Minor changes to proposed Kannapolis budget
By Hugh Fisher
KANNAPOLIS ó Kannapolis City Council members weighed in Monday on the cityís proposed fiscal year 2011-12 budget.
City Manager Mike Legg presented the $45 million budget plan three weeks ago.
The proposed budget restructures how the city spends its money, cuts out non-recurring sources of funding and adds a special rainy-day fund for contingencies.
ěOur economic outlook continues to be a little bit of a roller coaster ride,î Legg told council members Monday.
Since the initial budget workshop on May 23, some minor changes have been made.
The city negotiated a new agreement with Cabarrus County for tax collection services.
Instead of hiring staff and collecting taxes themselves, Kannapolis will continue to contract with the county.
The new contract will save the city about $144,560 per year, Legg said, eliminating what benefits there were of taking over the service themselves.
With that savings, the amount set aside for the cityís contingency fund has been increased to $279,743 ó an increase of about $86,000.
This fund is made up of money that might normally go into the cityís fund balance, the savings Kannapolis must keep on hand.
This budget year, the fund balance will top 15 percent of the cityís revenues.
The N.C. Local Government Commission suggests cities of Kannapolisí size maintain a fund balance equal to 20 percent of revenues.
With this fund as a separate budget item, council members have the option to pay as they go for new projects or deal with emergencies that may arise.
As sales tax and property tax revenues continue to drop due to the recession, Legg said that the water and sewer fund will be tapped as an interim measure until property tax revenues rebound.
Council members also took time to discuss some parts of the budget proposal that hadnít changed.
One of the biggest changes would be to make Wally Safrit the cityís full-time attorney.
In recent years, Safrit has worked as the cityís legal counsel while still working in private practice.
Legg said the city would benefit from bringing Safrit on board because of his knowledge and expertise.
The cost of adding a full-time city attorney and a full-time staff position for an administrative assistant would be $192,890.

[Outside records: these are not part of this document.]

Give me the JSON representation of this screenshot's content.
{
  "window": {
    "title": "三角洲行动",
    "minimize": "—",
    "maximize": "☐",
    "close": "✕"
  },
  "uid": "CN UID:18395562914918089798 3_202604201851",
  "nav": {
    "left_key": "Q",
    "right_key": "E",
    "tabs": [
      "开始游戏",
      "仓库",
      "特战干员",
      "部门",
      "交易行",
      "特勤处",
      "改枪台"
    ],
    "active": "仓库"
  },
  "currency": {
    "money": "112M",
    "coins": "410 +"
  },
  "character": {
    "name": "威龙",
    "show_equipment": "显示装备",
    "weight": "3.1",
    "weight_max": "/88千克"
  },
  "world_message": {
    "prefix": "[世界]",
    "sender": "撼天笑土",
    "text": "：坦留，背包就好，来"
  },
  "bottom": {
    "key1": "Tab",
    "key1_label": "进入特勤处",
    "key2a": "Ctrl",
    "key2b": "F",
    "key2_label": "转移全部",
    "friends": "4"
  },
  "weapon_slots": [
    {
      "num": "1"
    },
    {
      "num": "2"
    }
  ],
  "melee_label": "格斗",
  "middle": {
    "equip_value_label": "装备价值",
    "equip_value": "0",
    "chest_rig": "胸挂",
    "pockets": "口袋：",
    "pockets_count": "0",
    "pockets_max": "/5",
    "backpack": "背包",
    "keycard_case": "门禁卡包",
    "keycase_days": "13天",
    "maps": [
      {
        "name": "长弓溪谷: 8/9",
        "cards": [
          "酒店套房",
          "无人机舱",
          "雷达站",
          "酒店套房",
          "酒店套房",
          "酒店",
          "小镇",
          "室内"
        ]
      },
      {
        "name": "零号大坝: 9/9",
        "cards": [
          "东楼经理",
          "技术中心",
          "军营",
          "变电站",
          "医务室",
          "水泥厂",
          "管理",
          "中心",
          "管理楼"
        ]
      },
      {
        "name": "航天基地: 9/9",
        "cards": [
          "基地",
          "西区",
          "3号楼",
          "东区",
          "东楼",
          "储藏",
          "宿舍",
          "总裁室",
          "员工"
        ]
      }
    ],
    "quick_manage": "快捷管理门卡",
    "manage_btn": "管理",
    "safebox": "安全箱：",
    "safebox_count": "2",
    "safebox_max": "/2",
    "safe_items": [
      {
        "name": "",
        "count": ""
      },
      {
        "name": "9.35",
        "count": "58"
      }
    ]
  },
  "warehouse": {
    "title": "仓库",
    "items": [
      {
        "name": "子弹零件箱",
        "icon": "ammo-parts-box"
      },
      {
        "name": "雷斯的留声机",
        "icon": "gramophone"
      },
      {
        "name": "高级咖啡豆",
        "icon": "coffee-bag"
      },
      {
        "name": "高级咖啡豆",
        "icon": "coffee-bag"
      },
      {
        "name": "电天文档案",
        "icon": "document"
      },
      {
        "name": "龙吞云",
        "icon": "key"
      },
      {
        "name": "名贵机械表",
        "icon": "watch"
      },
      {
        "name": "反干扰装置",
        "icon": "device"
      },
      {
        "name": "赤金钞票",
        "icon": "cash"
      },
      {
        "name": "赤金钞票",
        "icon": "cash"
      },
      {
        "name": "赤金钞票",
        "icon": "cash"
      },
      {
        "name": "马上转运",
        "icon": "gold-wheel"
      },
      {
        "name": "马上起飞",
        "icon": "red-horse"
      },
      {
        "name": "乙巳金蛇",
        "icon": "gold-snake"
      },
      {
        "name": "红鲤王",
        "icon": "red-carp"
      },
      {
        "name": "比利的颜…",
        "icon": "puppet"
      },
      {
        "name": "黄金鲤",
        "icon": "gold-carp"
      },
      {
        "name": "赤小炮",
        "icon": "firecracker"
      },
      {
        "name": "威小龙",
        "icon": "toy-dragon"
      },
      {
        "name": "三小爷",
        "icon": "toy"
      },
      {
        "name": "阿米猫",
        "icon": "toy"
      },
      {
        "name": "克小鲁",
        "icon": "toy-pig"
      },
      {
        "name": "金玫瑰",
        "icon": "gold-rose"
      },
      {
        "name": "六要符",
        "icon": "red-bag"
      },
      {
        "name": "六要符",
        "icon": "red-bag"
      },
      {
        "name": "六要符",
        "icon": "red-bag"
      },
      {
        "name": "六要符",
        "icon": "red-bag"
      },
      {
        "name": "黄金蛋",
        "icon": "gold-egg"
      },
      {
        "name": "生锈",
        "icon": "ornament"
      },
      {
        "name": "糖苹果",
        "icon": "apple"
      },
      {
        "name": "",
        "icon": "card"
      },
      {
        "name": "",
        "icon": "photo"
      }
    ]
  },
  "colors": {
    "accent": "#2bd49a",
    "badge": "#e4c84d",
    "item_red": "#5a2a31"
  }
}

Right now, the city spends about $150,000 per year on legal services.
Council members also discussed how best to increase staff at the cityís Customer Service Center, located at 234 Dale Earnhardt Blvd.
The budget proposal called for changing a part-time customer service position to full-time, and changing the Customer Service Manager job to Director of Customer Service and Revenue Collection.
The total cost of those two changes would be $21,511.
The rationale for the change includes a plan to move the cityís business licensing operations there from of City Hall.
ěThe Customer Service Center is our face for the entire city. It is where we interact with a significant portion of our citizens each day,î Legg said.
For that reason, he said, itís important to keep it well-staffed.
Council members expressed concern about those new positions.
Mayor Pro Tem Gene McCombs suggested that the city should think carefully about how many new jobs to add at once, especially when considering bringing Safrit on board this year.
McCombs suggested phasing in the Customer Service Center jobs over several years.
No citizens spoke at the public hearing. No further action was taken.
A vote on the budget is scheduled for the June 27 council meeting.
Contact Hugh Fisher via the editorís desk at 704-797-4244.